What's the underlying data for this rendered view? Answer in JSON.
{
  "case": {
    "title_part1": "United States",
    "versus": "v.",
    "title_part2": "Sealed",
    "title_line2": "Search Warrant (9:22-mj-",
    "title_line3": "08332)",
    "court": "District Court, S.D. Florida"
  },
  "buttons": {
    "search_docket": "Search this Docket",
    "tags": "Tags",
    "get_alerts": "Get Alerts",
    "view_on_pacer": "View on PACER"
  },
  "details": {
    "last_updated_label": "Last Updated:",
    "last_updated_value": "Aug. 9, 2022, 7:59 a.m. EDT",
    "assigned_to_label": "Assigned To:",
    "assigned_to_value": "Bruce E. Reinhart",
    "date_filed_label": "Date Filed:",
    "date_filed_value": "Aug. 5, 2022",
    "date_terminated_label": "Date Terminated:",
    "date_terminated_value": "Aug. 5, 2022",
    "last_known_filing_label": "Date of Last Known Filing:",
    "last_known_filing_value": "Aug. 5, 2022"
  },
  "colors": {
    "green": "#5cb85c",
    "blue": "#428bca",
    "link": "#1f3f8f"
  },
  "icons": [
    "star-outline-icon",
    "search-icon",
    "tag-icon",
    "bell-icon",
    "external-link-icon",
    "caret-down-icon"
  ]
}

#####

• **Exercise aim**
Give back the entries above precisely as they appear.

• **Answer to this task**
What's the underlying data for this rendered view? Answer in JSON.
{
  "case": {
    "title_part1": "United States",
    "versus": "v.",
    "title_part2": "Sealed",
    "title_line2": "Search Warrant (9:22-mj-",
    "title_line3": "08332)",
    "court": "District Court, S.D. Florida"
  },
  "buttons": {
    "search_docket": "Search this Docket",
    "tags": "Tags",
    "get_alerts": "Get Alerts",
    "view_on_pacer": "View on PACER"
  },
  "details": {
    "last_updated_label": "Last Updated:",
    "last_updated_value": "Aug. 9, 2022, 7:59 a.m. EDT",
    "assigned_to_label": "Assigned To:",
    "assigned_to_value": "Bruce E. Reinhart",
    "date_filed_label": "Date Filed:",
    "date_filed_value": "Aug. 5, 2022",
    "date_terminated_label": "Date Terminated:",
    "date_terminated_value": "Aug. 5, 2022",
    "last_known_filing_label": "Date of Last Known Filing:",
    "last_known_filing_value": "Aug. 5, 2022"
  },
  "colors": {
    "green": "#5cb85c",
    "blue": "#428bca",
    "link": "#1f3f8f"
  },
  "icons": [
    "star-outline-icon",
    "search-icon",
    "tag-icon",
    "bell-icon",
    "external-link-icon",
    "caret-down-icon"
  ]
}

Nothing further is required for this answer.